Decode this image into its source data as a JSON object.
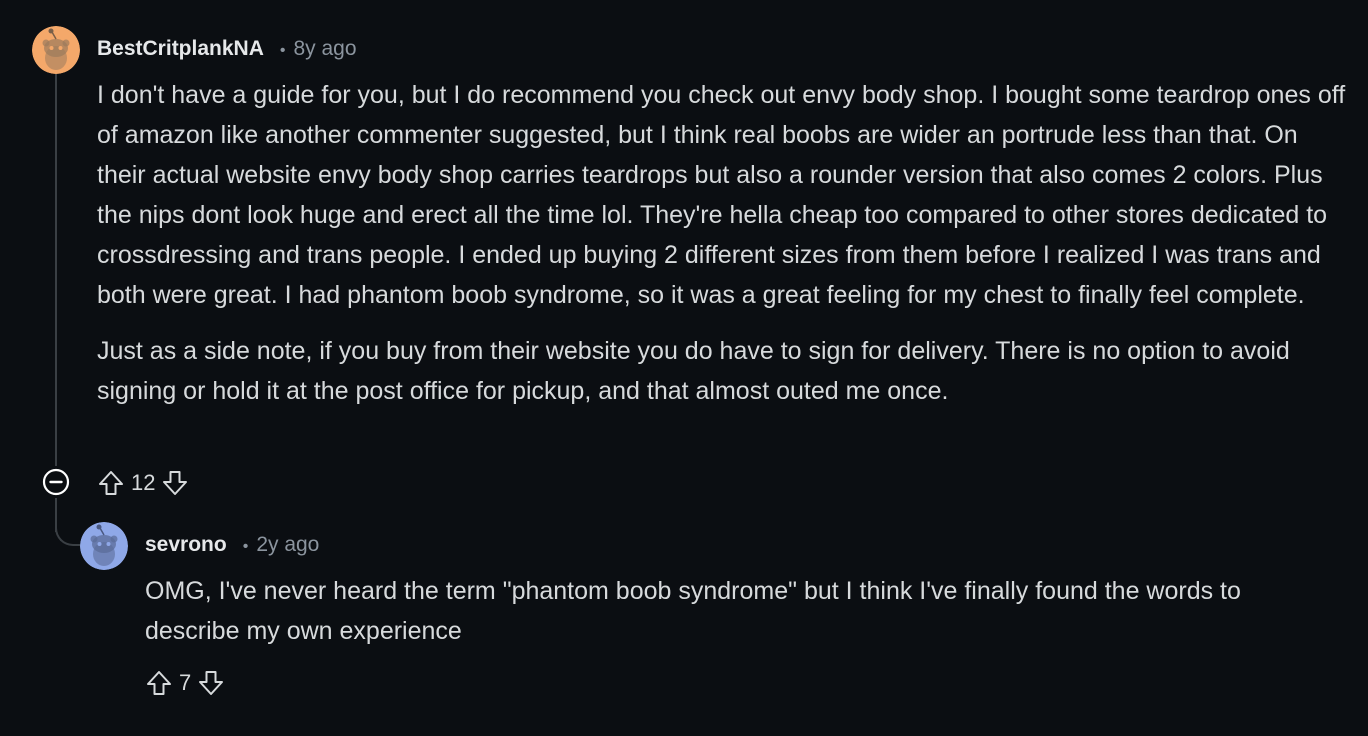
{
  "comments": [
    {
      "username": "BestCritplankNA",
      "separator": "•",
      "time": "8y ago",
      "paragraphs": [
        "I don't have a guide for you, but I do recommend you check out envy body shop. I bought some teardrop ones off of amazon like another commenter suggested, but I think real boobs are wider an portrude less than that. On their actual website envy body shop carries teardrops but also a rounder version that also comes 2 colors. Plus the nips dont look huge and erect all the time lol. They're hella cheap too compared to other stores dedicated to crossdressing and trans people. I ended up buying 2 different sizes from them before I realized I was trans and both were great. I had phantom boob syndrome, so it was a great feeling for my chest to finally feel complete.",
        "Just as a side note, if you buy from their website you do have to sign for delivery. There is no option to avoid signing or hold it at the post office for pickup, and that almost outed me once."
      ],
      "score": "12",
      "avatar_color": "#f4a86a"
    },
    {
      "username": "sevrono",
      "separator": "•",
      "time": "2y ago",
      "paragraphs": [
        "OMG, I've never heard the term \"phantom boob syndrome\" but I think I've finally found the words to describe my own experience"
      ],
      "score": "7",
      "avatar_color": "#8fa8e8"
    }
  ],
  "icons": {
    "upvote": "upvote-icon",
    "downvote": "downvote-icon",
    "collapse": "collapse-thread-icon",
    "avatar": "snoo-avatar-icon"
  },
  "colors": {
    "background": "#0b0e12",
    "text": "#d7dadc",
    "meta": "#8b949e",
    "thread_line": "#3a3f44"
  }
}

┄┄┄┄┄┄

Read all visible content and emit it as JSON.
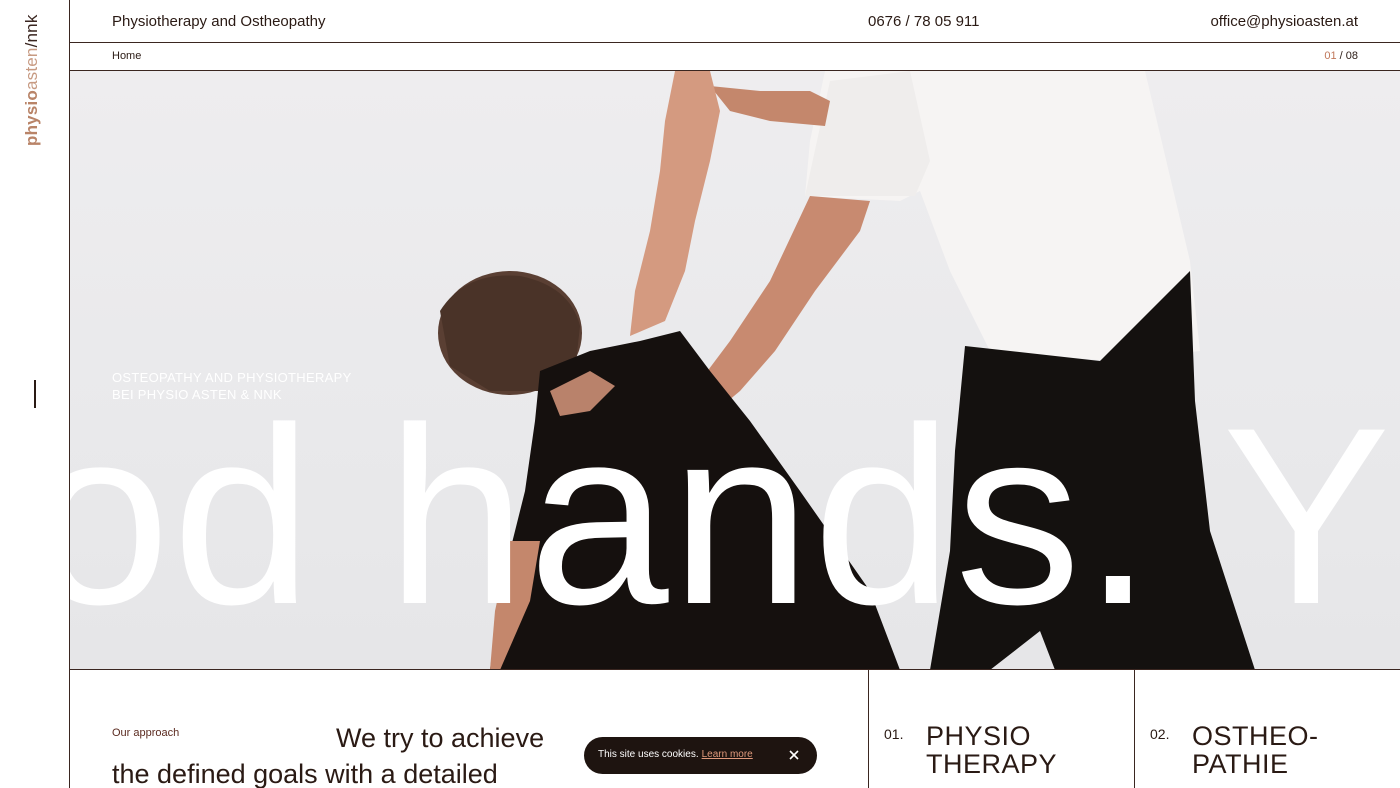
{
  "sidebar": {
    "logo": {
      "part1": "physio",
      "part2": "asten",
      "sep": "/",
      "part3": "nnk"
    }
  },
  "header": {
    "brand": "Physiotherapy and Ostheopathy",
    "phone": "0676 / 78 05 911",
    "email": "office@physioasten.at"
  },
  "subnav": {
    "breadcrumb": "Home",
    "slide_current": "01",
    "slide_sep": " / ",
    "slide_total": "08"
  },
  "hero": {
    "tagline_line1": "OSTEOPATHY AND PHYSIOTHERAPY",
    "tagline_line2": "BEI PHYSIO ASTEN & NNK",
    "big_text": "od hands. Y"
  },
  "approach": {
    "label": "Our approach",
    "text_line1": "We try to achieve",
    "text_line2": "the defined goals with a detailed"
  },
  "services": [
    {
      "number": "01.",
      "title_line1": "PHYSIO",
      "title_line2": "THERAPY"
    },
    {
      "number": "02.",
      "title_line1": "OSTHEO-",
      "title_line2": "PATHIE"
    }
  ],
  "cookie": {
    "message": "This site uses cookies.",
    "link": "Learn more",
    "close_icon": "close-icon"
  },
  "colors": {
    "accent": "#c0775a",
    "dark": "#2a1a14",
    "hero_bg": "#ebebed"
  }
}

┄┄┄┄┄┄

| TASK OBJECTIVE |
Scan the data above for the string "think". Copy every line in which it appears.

| PROBLEM SOLUTION |
        "I don't have a guide for you, but I do recommend you check out envy body shop. I bought some teardrop ones off of amazon like another commenter suggested, but I think real boobs are wider an portrude less than that. On their actual website envy body shop carries teardrops but also a rounder version that also comes 2 colors. Plus the nips dont look huge and erect all the time lol. They're hella cheap too compared to other stores dedicated to crossdressing and trans people. I ended up buying 2 different sizes from them before I realized I was trans and both were great. I had phantom boob syndrome, so it was a great feeling for my chest to finally feel complete.",
        "OMG, I've never heard the term \"phantom boob syndrome\" but I think I've finally found the words to describe my own experience"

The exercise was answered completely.